(Dataset rows describing interfaces)
------------------------
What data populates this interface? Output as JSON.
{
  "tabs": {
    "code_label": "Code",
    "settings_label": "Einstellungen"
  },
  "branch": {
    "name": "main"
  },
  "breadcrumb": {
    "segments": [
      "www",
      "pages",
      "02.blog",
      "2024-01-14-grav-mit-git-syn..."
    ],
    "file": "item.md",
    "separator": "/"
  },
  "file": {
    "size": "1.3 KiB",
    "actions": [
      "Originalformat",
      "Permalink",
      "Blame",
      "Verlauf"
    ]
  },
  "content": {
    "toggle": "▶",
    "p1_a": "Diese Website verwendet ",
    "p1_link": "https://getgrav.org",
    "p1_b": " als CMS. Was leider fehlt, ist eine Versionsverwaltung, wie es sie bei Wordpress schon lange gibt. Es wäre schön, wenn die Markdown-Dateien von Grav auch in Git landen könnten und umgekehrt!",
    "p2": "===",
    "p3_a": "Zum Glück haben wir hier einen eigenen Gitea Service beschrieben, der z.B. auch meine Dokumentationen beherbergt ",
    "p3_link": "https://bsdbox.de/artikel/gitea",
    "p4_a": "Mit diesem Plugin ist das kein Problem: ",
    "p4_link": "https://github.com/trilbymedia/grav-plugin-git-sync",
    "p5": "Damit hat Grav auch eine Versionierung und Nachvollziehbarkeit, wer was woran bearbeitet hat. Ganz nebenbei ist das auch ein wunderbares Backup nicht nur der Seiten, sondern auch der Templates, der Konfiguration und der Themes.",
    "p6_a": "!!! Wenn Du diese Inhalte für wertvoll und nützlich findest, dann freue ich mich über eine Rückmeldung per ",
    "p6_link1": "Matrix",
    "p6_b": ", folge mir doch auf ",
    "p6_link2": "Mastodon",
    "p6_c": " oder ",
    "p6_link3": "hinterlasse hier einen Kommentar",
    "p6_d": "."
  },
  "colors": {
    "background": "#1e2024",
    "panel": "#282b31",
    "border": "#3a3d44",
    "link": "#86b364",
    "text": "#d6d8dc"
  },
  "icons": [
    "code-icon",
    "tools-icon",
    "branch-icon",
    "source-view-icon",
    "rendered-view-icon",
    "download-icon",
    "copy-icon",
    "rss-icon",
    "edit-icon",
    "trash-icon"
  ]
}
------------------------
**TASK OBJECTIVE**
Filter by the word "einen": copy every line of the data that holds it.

**EXERCISE SOLUTION**
    "p3_a": "Zum Glück haben wir hier einen eigenen Gitea Service beschrieben, der z.B. auch meine Dokumentationen beherbergt ",
    "p6_link3": "hinterlasse hier einen Kommentar",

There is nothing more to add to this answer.